Most enterprises today are swiftly exploring the potential of artificial intelligence (AI). Companies operating on archaic models have started to lose customers in the digital age and cannot accelerate their go-to-market strategies. However, according to various industry estimates, about 80% to 85% of AI implementations hit a dead end despite this growing understanding. The secret to successful AI implementations is a comprehensive approach that encompasses the integration of people, processes, and technology.
One of the primary reasons for this high failure rate is businesses’ inability to shortlist the primary growth objectives they wish to achieve. With the enterprise business landscape is becoming complex at an incredible pace, the time for organizations to be on edge for AI is over. No longer can they focus on deploying AI-related tools without building a solid business orientation.
Look for the unique business needs
The growing focus on digital and changing patterns of consumer preferences has compelled businesses to take a deep dive in long-term strategical technology deployment decisions.
Through successful AI-enabled implementations, firms can predict customer behaviors, analyze process anomalies, predict market uncertainties, optimize supply chains, and better manage employee and customer expectations.
Before embarking on the AI journey, enterprises should evaluate the business impact that AI can bring. Today, the advantages of AI have been leveraged for diverse tasks and processes. However, not all operations are fit for an AI use case. There’s no one size fit all methodology for AI-based applications, and the use cases where you intend to build AI must be clearly defined and prioritized.
“IT leaders must adopt a well-thought-out plan for AI adoption. Conversations must be struck with several business leaders (finance, customer success management, business operations, product development, and other management) to identify the relevant business goals tied to the IT domains. This approach will ultimately lead to the selection and prioritization of appropriate use cases,” said Greesh Jairath, Global IT Head at ITC Infotech.
Involve people in your strategy
More than technology, successful AI implementations need full support from the people within an organization. Most of the problems arise due to half-baked AI orientation strategies with the internal staff.
One needs to understand that transformation through AI doesn’t work on its own to solve a problem. You need people to understand and supervise at some level to deploy and analyze the predictive analytical solutions. To ensure that the processes are automated seamlessly, strong executive leadership is also essential. The more informed and engaged is the people inside the organizations, the better are the chances of successful AI adoption within an enterprise.

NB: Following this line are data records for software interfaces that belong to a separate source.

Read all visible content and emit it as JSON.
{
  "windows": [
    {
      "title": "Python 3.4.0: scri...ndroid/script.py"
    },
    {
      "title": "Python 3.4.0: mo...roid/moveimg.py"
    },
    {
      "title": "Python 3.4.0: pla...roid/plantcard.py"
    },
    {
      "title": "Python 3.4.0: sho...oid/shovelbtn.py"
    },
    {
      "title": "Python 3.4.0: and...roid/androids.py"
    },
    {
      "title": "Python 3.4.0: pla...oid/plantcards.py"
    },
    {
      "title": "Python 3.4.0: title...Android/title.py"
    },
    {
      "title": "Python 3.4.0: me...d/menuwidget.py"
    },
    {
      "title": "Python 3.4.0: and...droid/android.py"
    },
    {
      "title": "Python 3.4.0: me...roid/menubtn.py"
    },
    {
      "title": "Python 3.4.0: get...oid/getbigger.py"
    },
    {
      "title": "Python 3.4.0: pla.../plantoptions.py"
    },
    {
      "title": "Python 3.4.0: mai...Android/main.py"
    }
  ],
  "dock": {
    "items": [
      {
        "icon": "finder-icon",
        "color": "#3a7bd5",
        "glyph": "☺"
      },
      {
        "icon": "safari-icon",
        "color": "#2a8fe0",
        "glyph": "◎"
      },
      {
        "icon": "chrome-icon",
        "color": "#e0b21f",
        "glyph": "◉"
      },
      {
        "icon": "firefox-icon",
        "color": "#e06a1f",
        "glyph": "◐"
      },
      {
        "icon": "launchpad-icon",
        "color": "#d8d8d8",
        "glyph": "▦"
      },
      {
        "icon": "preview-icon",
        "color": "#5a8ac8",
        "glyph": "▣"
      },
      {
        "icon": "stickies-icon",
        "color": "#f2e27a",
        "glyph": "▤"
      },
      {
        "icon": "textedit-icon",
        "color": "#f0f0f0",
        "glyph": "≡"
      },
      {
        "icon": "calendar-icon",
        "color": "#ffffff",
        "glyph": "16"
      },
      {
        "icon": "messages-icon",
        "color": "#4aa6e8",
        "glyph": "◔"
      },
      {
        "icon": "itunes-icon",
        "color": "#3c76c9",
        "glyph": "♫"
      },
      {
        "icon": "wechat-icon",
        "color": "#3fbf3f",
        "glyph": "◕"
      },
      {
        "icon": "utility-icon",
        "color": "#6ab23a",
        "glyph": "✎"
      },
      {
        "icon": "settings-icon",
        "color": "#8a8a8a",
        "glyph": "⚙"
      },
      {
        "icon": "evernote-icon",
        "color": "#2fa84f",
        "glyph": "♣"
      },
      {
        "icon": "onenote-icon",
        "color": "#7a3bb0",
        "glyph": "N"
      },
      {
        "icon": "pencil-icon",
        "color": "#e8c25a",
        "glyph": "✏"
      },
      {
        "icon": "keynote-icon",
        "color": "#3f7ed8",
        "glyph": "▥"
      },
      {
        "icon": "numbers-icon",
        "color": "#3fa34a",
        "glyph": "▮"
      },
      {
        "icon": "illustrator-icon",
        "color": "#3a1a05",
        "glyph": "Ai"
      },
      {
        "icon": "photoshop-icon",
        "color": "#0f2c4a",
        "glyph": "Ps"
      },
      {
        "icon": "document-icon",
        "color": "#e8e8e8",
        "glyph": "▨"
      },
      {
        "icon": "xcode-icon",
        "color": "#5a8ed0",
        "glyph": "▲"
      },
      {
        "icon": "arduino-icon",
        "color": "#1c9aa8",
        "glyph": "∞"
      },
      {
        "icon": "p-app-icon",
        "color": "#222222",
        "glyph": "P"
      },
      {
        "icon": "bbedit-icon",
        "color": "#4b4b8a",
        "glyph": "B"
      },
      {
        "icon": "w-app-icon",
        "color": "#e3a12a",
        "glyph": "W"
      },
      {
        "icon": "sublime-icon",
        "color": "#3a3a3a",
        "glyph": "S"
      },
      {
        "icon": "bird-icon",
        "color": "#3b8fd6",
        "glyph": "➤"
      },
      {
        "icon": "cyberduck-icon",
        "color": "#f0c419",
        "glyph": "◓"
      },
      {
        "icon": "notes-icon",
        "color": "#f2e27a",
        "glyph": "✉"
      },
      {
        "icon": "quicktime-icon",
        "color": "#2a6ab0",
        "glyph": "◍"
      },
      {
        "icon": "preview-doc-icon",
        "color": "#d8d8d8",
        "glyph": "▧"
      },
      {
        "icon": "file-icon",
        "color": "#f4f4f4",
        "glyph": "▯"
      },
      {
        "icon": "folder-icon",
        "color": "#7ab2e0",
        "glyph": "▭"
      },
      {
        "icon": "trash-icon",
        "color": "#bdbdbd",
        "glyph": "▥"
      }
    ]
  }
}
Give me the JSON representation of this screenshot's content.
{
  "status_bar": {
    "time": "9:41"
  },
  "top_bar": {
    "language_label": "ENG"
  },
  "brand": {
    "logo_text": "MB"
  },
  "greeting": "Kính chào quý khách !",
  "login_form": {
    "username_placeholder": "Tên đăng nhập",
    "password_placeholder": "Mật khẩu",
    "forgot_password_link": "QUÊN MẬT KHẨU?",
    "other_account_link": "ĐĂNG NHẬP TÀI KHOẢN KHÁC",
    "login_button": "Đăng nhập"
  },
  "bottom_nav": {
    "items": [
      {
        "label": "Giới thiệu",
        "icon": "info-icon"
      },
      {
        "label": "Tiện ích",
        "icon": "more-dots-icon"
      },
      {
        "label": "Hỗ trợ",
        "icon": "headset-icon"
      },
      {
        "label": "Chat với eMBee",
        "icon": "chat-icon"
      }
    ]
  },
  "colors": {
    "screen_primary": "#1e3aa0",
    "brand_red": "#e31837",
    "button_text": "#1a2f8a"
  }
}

If you’ve just focused on deploying AI tools and not making any efforts to improve the organization’s cultural impact, the chances of AI failures will be on a higher side. (See: Five key steps to a successful RPA implementation)
Lack of in-house talent
Another challenge that technology leaders face is the acute shortage of qualified in-house talent who can manage end-to-end AI projects and tools. An effective AI model involves a lot of raw data that needs to be arranged systematically and processed for meaningful insights.
By consuming enormous data, the AI-based deep learning algorithms interpret and make decisions for a specific process. However, if you do not have the right people to analyze what data to be fed and understand why specific data is essential for an operation, your entire effort can go in vain.
Besides, CIOs have a tremendous challenge in fine-tuning their internal operations and reducing costs in light of growing ambiguity and uncertainty. In this context, investing significantly in training and building an internal talent pool may not be wise, especially when competitors are ready to poach skilled resources. (See: How will AI impact enterprise ecosystems in 2021?)
Many technology firms such as Google and Microsoft are offering drag and drop no-code AI solutions to tackle this issue. These ready-to-deploy frameworks can help companies develop world-class predictive modeling capabilities without investing immensely to build coding skills internally. These modules can help businesses design and scale AI-based processes and workflows at a large scale.